Start of TASK INPUTS

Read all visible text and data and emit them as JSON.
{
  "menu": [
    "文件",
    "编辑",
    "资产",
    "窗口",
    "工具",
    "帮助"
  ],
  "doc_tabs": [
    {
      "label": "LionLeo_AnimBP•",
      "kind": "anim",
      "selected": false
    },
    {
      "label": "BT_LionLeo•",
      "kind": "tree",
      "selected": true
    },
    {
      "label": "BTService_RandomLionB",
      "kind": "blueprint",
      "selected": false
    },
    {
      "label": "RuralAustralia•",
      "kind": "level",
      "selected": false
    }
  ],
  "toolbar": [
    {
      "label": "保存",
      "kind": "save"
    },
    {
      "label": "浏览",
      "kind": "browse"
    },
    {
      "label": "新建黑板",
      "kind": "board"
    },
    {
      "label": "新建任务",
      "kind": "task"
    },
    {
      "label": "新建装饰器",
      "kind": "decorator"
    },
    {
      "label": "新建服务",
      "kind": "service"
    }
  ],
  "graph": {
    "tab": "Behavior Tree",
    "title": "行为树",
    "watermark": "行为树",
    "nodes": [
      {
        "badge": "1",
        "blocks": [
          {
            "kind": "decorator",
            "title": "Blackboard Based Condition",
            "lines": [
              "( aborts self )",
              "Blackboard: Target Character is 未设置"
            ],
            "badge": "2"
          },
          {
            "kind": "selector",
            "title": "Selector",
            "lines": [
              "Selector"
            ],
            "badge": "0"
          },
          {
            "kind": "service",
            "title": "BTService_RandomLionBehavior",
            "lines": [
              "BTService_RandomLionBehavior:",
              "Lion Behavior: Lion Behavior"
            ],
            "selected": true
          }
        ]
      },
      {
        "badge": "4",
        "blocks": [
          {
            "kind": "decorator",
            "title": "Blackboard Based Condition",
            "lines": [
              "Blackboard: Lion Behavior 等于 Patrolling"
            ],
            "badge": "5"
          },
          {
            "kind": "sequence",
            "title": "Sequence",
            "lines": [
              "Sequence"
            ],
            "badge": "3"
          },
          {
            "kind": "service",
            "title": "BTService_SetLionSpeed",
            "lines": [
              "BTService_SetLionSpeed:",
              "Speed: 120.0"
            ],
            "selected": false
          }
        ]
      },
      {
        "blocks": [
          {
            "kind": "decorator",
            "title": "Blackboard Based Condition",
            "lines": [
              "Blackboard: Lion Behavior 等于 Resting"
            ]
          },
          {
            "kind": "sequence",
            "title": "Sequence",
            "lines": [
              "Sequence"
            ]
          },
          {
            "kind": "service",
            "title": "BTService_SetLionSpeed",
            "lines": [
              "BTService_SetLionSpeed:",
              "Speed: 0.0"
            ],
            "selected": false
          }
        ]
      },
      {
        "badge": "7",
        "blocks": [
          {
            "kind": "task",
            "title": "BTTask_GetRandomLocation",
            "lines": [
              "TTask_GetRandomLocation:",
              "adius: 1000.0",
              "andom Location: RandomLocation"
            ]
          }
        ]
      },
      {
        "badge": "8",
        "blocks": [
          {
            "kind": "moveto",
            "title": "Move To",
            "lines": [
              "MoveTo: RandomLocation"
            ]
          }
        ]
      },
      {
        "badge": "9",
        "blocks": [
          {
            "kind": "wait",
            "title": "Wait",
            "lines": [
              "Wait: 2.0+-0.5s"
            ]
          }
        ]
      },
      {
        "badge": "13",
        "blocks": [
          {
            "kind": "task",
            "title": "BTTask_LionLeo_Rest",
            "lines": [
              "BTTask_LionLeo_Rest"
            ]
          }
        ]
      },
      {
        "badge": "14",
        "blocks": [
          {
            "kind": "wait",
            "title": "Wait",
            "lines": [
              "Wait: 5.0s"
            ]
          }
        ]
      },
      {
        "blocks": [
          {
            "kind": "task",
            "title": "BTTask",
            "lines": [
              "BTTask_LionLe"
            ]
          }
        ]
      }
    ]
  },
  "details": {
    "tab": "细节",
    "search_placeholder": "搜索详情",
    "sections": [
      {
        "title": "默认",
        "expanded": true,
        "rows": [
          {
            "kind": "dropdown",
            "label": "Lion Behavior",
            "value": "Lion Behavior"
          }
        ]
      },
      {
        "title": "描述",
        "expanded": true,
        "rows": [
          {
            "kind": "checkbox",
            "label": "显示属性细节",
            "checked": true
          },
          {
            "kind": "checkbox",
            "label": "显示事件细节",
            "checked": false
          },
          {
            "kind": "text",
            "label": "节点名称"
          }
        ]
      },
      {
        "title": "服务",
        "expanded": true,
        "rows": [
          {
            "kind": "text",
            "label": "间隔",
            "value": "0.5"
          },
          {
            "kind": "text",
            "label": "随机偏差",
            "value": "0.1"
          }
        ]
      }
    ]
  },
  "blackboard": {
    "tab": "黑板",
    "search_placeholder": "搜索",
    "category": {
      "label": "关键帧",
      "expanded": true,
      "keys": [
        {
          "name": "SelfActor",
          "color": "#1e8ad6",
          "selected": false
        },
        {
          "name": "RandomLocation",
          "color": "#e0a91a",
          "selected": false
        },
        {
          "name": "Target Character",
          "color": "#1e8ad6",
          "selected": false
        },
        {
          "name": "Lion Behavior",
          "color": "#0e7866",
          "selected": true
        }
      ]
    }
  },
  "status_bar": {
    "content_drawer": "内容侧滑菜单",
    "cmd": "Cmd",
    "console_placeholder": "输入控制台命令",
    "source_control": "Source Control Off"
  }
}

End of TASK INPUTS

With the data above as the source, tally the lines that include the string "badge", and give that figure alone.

• [RESPONSE TO THE TASK]
11